▸ What the exercise asks
Among the lines below, copy each one in which "arrow" appears.

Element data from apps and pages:
_____
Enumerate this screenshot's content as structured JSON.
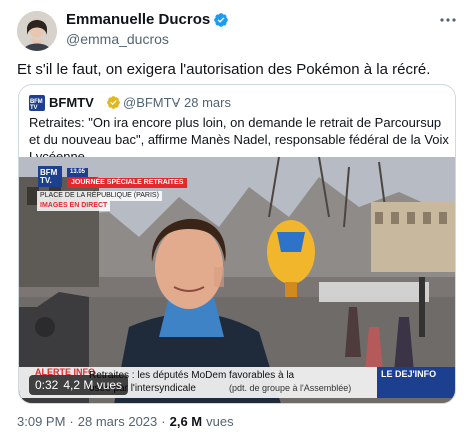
{
  "author": {
    "name": "Emmanuelle Ducros",
    "handle": "@emma_ducros",
    "verified_color": "#1d9bf0"
  },
  "more_icon": "more-horizontal-icon",
  "tweet": {
    "text": "Et s'il le faut, on exigera l'autorisation des Pokémon à la récré."
  },
  "quote": {
    "logo_text": "BFM TV",
    "name": "BFMTV",
    "verified_color": "#e2b719",
    "handle": "@BFMTV",
    "separator": "·",
    "date": "28 mars",
    "text": "Retraites: \"On ira encore plus loin, on demande le retrait de Parcoursup et du nouveau bac\", affirme Manès Nadel, responsable fédéral de la Voix Lycéenne",
    "video": {
      "badge": "BFM TV.",
      "time": "13.05",
      "banner": "JOURNÉE SPÉCIALE RETRAITES",
      "place": "PLACE DE LA RÉPUBLIQUE (PARIS)",
      "live": "IMAGES EN DIRECT",
      "alert": "ALERTE INFO",
      "ticker_line1": "Retraites : les députés MoDem favorables à la",
      "ticker_line2": "osée par l'intersyndicale",
      "ticker_line2b": "(pdt. de groupe à l'Assemblée)",
      "ticker_right": "LE DEJ'INFO",
      "duration": "0:32",
      "views": "4,2 M vues"
    }
  },
  "meta": {
    "time": "3:09 PM",
    "separator": "·",
    "date": "28 mars 2023",
    "separator2": "·",
    "views_count": "2,6 M",
    "views_label": "vues"
  }
}
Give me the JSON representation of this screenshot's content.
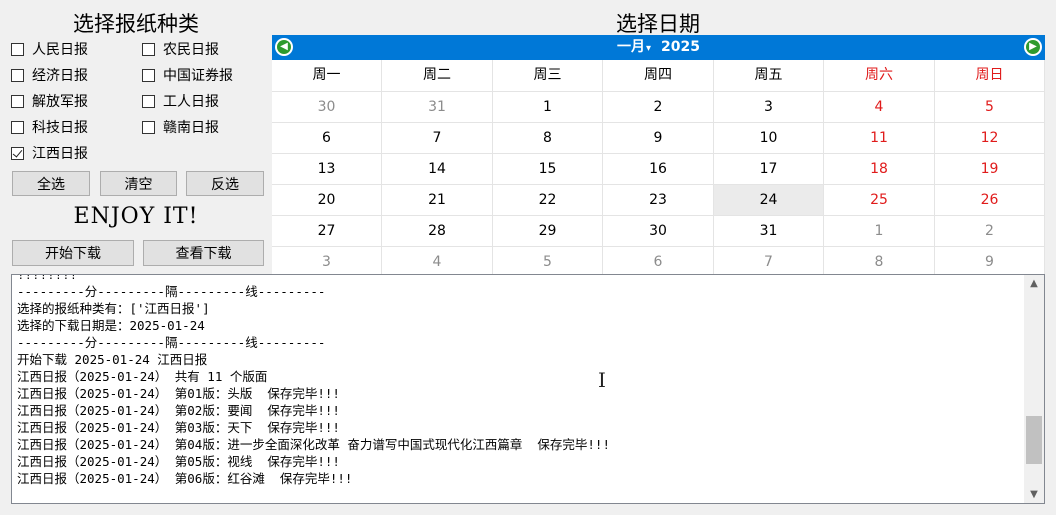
{
  "left": {
    "title": "选择报纸种类",
    "newspapers": [
      {
        "label": "人民日报",
        "checked": false
      },
      {
        "label": "农民日报",
        "checked": false
      },
      {
        "label": "经济日报",
        "checked": false
      },
      {
        "label": "中国证券报",
        "checked": false
      },
      {
        "label": "解放军报",
        "checked": false
      },
      {
        "label": "工人日报",
        "checked": false
      },
      {
        "label": "科技日报",
        "checked": false
      },
      {
        "label": "赣南日报",
        "checked": false
      },
      {
        "label": "江西日报",
        "checked": true
      }
    ],
    "select_all": "全选",
    "clear": "清空",
    "invert": "反选",
    "enjoy": "ENJOY IT!",
    "start_download": "开始下载",
    "view_downloads": "查看下载"
  },
  "calendar": {
    "title": "选择日期",
    "month": "一月",
    "year": "2025",
    "prev_icon": "green-left-arrow-icon",
    "next_icon": "green-right-arrow-icon",
    "header_color": "#0078d7",
    "weekend_color": "#e01b1b",
    "weekdays": [
      "周一",
      "周二",
      "周三",
      "周四",
      "周五",
      "周六",
      "周日"
    ],
    "weeks": [
      [
        {
          "d": "30",
          "other": true
        },
        {
          "d": "31",
          "other": true
        },
        {
          "d": "1"
        },
        {
          "d": "2"
        },
        {
          "d": "3"
        },
        {
          "d": "4"
        },
        {
          "d": "5"
        }
      ],
      [
        {
          "d": "6"
        },
        {
          "d": "7"
        },
        {
          "d": "8"
        },
        {
          "d": "9"
        },
        {
          "d": "10"
        },
        {
          "d": "11"
        },
        {
          "d": "12"
        }
      ],
      [
        {
          "d": "13"
        },
        {
          "d": "14"
        },
        {
          "d": "15"
        },
        {
          "d": "16"
        },
        {
          "d": "17"
        },
        {
          "d": "18"
        },
        {
          "d": "19"
        }
      ],
      [
        {
          "d": "20"
        },
        {
          "d": "21"
        },
        {
          "d": "22"
        },
        {
          "d": "23"
        },
        {
          "d": "24",
          "selected": true
        },
        {
          "d": "25"
        },
        {
          "d": "26"
        }
      ],
      [
        {
          "d": "27"
        },
        {
          "d": "28"
        },
        {
          "d": "29"
        },
        {
          "d": "30"
        },
        {
          "d": "31"
        },
        {
          "d": "1",
          "other": true
        },
        {
          "d": "2",
          "other": true
        }
      ],
      [
        {
          "d": "3",
          "other": true
        },
        {
          "d": "4",
          "other": true
        },
        {
          "d": "5",
          "other": true
        },
        {
          "d": "6",
          "other": true
        },
        {
          "d": "7",
          "other": true
        },
        {
          "d": "8",
          "other": true
        },
        {
          "d": "9",
          "other": true
        }
      ]
    ]
  },
  "log": {
    "lines": [
      "!!!!!!!!",
      "---------分---------隔---------线---------",
      "选择的报纸种类有：['江西日报']",
      "选择的下载日期是：2025-01-24",
      "---------分---------隔---------线---------",
      "开始下载 2025-01-24 江西日报",
      "江西日报（2025-01-24） 共有 11 个版面",
      "江西日报（2025-01-24） 第01版：头版  保存完毕!!!",
      "江西日报（2025-01-24） 第02版：要闻  保存完毕!!!",
      "江西日报（2025-01-24） 第03版：天下  保存完毕!!!",
      "江西日报（2025-01-24） 第04版：进一步全面深化改革 奋力谱写中国式现代化江西篇章  保存完毕!!!",
      "江西日报（2025-01-24） 第05版：视线  保存完毕!!!",
      "江西日报（2025-01-24） 第06版：红谷滩  保存完毕!!!"
    ],
    "scroll_position": 0.85
  }
}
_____
▸ Reply to the exercise
    "prev_icon": "green-left-arrow-icon",
    "next_icon": "green-right-arrow-icon",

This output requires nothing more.